- Policy responses to these bank failures have reflected an attempt to stem a wider crisis, but these efforts have attracted some criticism. Despite the safeguards, individual banks do fail from time to time. However, there are times when a bank’s failure can threaten the broader economy. This is the case when a bank is so large that its demise could, for example, ignite runs on other banks and lead to a larger systemic crisis. The FDIC and Federal Reserve Boards voted to insure SVB and Signature depositors above the $250,000 statutory limits because of concerns that failing to do so could cause a systemic crisis, with large depositors at other banks withdrawing funds and causing bank runs. The Federal Reserve announced a new “Bank Term Funding Program” (BTFP) that will provide additional collateralized lending to banks that come under stress – this represents an expansion of the discount window role. Insuring all deposits has been criticized because of the potential cost and because this emergency expansion of deposit insurance rewards large depositors who did not properly discipline banks with more careful monitoring. On the other hand, the shareholders and bondholders of those banks have been wiped out and executives have lost their jobs, and these losses reflect some measure of penalty for risky and lax behavior.
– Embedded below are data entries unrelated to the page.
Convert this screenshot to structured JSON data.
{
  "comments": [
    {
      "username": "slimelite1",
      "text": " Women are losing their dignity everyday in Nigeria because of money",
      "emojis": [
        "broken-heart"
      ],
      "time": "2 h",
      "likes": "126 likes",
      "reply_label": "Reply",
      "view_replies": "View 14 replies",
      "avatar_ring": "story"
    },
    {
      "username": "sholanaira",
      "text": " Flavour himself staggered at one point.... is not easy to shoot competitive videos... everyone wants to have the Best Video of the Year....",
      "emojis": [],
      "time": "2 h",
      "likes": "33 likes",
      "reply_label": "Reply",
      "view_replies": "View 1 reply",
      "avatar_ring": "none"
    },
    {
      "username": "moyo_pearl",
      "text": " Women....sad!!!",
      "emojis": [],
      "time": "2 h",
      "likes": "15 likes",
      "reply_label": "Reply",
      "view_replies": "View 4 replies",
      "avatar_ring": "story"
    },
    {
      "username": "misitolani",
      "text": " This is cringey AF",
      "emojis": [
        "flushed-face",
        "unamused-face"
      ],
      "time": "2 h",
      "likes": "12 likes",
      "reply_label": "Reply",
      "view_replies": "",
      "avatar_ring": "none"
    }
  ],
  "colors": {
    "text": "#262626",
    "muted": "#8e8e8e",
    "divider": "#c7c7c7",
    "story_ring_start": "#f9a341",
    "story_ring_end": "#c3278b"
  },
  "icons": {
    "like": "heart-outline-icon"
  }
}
There has also been criticism of regulators and policymakers who, it is argued, should have foreseen the problems in these banks.
What this Means:
Commercial banking is both important for the economy and inherently fragile. The fragility can be mitigated through appropriate bank management practices and good regulation and oversight. While it is too soon to understand all that contributed to the recent crisis, some themes are already apparent. Large deposits at the closed banks, far in excess of the insured FDIC limit, may have reflected a failure by bank depositors to appropriately evaluate bank risk. Bank executives failed to successfully manage the combination of interest rate risk, depositor concentration risk, and other risks that they took on. The Economic Growth, Regulatory Relief and Consumer Protection Act of 2018 increased the threshold for banks to be considered SIFIs, and therefore subject to greater regular oversight, from $50 billion in assets to $250 billion in assets. Nonetheless, regulators had the option to engage in more oversight but do not appear to have done so. There are lessons to be drawn from this – and, as is often the case, there may be a substantial cost associated with this learning.